Shares of Maxeon Solar Technologies (MAXN -11.31%) are down 11.8% as of 12:45 p.m. ET Thursday after the solar technology company announced mixed third-quarter 2023 results and disappointing forward guidance.
To be fair, this update shouldn’t be entirely surprising considering Maxeon announced preliminary results over a month ago. Citing a temporary pause of shipments in late July after its largest U.S. distributed generation (DG) customer, SunPower, breached its payment obligations under Maxeon’s Master Supply Agreement, Maxeon told investors its Q3 revenue would arrive in the range of $224 million to $229 million, with shipments in the range of 622 megawatts (MW) to 632 megawatts.
On Maxeon’s near-term weakness and SunPower settlement
Indeed, when all was said and done Maxeon’s quarterly shipments fell 22.2% year over year to 628 MW, while revenue declined 17.4% year over year to $227.6 million. On the bottom line, that translated to a net loss under generally accepted accounting principles (GAAP) of $108.3 million, or $2.21 per share. Analysts, on average, were expecting a much narrower net loss of $0.93 per share on roughly the same revenue.
“As indicated in our preliminary results announcement of our third quarter financials, the third quarter was significantly impacted by the absence of shipments to SunPower for a majority of the quarter as well as by the industrywide supply and demand imbalance in Europe,” Maxeon CEO Bill Mulligan said in the earnings release. “Maxeon has responded by taking decisive action to adjust its market focus and manufacturing footprint to reposition Maxeon for success.”
On a more positive note, Maxeon did reach a settlement agreement with SunPower that allowed it to resume shipments. Per the terms of the agreement, SunPower will purchase 85 MW of IBC panels at contracted pricing through February 2024, and will post a $30 million payment security bond.

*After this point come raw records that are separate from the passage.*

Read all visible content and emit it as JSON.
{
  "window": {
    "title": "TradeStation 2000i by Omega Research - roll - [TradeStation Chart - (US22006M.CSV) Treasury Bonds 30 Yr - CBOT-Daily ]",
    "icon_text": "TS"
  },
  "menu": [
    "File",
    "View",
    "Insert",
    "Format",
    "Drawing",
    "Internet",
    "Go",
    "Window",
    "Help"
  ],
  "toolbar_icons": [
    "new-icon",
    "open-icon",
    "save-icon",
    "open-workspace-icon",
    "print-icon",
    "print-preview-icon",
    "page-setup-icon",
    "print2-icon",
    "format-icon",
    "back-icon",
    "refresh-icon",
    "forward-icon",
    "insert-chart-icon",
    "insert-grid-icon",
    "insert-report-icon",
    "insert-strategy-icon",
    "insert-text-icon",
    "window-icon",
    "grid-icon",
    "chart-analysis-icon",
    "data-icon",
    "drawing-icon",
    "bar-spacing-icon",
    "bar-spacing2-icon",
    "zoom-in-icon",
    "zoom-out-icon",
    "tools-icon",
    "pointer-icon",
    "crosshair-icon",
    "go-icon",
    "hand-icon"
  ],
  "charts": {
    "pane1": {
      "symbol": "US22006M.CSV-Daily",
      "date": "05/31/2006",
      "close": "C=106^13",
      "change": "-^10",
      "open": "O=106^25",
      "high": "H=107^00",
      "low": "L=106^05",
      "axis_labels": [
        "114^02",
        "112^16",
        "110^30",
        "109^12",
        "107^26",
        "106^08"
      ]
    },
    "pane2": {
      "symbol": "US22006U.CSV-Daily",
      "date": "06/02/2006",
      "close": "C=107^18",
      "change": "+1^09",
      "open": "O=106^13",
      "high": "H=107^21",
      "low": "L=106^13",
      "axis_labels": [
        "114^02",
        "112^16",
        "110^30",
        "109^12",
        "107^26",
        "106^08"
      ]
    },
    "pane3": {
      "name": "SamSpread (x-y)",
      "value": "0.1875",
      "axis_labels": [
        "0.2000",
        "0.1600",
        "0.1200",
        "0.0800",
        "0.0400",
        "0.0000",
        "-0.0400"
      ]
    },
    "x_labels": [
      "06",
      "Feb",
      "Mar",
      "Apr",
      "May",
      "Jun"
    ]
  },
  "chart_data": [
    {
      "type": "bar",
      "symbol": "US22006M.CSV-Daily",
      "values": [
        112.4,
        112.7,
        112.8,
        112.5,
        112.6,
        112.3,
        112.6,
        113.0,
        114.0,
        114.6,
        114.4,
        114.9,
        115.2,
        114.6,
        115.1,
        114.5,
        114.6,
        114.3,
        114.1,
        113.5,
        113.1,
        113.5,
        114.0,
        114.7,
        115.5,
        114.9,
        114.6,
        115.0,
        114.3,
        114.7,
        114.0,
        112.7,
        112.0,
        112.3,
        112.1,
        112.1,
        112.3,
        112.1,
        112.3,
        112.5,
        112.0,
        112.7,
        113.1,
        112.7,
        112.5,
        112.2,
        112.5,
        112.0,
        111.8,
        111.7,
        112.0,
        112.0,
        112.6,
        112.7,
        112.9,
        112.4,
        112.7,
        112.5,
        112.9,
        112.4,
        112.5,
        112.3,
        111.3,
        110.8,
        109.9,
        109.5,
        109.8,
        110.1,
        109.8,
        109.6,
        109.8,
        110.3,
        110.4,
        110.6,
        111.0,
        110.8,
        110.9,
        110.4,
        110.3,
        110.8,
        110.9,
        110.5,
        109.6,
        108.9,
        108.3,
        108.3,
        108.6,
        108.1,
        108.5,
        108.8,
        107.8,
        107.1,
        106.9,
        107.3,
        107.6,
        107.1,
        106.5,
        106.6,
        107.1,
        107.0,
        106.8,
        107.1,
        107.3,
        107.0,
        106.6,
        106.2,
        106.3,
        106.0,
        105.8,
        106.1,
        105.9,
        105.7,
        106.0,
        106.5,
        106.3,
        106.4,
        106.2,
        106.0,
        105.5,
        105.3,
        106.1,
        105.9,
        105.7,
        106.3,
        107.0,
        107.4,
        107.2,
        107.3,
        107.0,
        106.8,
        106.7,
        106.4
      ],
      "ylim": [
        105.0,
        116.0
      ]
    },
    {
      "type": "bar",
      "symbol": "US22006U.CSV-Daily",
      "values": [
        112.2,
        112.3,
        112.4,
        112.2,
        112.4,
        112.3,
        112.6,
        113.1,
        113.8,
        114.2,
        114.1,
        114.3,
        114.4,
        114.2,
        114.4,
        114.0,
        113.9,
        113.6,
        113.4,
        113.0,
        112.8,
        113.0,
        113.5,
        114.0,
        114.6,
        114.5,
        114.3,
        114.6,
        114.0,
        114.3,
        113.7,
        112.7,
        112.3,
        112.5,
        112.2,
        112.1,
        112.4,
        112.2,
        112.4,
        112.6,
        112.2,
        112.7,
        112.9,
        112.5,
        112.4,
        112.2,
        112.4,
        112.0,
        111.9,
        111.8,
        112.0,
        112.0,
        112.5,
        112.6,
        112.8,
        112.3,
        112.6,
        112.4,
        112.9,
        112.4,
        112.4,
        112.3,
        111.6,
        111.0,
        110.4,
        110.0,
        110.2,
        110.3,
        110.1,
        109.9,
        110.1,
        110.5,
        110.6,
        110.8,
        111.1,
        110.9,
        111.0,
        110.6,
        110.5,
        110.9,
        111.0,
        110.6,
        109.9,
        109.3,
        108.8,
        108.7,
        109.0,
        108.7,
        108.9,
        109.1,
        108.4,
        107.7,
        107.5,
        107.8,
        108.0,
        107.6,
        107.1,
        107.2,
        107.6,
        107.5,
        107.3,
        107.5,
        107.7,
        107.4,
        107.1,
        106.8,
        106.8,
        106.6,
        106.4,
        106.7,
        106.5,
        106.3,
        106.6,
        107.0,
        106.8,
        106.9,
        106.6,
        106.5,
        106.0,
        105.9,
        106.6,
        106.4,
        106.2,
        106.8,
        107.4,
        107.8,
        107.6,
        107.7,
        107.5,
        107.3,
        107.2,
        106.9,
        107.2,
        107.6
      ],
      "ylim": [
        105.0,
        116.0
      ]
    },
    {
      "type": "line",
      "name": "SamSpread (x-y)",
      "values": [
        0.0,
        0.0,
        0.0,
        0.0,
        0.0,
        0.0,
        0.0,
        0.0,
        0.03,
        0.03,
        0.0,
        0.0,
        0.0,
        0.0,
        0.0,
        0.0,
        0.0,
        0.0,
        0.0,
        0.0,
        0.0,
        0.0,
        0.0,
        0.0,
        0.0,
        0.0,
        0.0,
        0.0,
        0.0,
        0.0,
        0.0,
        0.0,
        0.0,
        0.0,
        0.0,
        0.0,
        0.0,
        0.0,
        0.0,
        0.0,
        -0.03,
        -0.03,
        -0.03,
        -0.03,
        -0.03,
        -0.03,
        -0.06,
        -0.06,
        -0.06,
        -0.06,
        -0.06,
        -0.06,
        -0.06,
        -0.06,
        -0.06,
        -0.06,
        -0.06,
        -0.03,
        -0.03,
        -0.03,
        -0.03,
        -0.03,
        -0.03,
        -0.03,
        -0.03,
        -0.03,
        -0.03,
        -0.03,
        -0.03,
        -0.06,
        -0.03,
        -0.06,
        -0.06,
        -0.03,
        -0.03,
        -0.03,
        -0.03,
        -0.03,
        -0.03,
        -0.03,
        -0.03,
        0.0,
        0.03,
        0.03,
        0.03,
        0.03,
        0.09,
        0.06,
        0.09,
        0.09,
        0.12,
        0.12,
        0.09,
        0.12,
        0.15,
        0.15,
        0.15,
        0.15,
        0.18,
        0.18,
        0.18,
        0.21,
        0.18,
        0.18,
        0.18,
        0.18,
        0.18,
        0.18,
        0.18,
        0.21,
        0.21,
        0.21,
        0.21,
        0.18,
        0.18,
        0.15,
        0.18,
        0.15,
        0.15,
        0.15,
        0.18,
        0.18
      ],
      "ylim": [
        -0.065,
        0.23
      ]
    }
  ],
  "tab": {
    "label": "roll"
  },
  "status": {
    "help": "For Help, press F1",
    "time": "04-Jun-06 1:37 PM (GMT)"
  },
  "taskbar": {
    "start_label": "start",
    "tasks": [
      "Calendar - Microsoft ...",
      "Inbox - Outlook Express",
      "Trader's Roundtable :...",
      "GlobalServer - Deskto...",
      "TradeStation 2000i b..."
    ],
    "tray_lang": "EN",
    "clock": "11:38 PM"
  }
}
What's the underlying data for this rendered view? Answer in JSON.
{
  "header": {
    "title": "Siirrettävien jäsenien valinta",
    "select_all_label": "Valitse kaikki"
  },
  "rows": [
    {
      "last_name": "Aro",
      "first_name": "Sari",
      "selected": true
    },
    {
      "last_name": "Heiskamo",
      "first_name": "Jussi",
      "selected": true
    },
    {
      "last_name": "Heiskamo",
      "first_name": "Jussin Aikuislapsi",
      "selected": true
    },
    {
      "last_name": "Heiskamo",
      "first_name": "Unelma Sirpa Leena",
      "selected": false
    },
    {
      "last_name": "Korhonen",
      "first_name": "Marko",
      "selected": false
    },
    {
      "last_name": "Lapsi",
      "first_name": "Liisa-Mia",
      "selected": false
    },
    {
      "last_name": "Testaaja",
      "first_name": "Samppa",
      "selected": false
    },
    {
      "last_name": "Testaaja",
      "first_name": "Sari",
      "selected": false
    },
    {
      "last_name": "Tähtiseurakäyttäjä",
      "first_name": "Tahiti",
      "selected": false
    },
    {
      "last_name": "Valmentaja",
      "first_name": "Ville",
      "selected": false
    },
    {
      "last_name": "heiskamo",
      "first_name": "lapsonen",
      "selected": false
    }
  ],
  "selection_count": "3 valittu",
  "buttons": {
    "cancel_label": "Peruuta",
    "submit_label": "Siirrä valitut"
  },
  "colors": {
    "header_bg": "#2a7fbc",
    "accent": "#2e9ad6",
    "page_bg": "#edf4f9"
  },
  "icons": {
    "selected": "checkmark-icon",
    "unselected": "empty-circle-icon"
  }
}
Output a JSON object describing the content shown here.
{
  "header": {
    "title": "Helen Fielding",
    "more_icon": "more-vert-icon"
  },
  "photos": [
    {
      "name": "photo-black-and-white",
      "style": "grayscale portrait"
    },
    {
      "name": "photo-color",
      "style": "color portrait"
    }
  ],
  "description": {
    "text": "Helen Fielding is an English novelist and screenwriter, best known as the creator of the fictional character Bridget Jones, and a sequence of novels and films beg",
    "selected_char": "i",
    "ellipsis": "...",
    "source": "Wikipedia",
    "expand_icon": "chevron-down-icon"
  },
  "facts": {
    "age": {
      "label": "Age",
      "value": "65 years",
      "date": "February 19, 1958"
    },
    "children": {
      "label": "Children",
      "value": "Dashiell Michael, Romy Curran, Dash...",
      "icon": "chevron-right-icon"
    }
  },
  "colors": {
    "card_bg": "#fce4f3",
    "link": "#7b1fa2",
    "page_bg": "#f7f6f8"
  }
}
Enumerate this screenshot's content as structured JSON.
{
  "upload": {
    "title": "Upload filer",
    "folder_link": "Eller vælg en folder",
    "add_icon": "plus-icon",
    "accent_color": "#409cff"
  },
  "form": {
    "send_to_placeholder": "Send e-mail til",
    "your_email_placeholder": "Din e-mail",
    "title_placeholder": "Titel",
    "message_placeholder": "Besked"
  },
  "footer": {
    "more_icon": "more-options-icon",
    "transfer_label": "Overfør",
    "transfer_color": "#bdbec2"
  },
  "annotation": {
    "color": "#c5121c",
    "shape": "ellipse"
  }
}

Maxeon also received a warrant to purchase 1.7 million shares of SunPower’s common stock.
What’s next for Maxeon stock?
Maxeon also said the settlement paves the way for the company to “aggressively ramp sales into the U.S. market” through its acquisition of Solaria Corporation and accelerated ramp-up plans for its new Maxeon 7 technology.
In the meantime, however, Maxeon expects fourth-quarter 2023 revenue of $220 million to $260 million, assuming shipments in the range of 610 MW to 650 MW. By comparison, most analysts were looking for significantly higher fourth-quarter revenue of $278 million.
That certainly doesn’t mean Maxeon is a broken business. To the contrary, its near-term weakness notwithstanding, Maxeon appears to be well positioned to capitalize on future demand as it ramps up production for its next-gen solar technologies. Assuming there aren’t any more payment hiccups from key customers, this pullback might well prove to be a compelling buying opportunity for patient, long-term investors.
Steve Symington has no position in any of the stocks mentioned. The Motley Fool has no position in any of the stocks mentioned. The Motley Fool has a disclosure policy.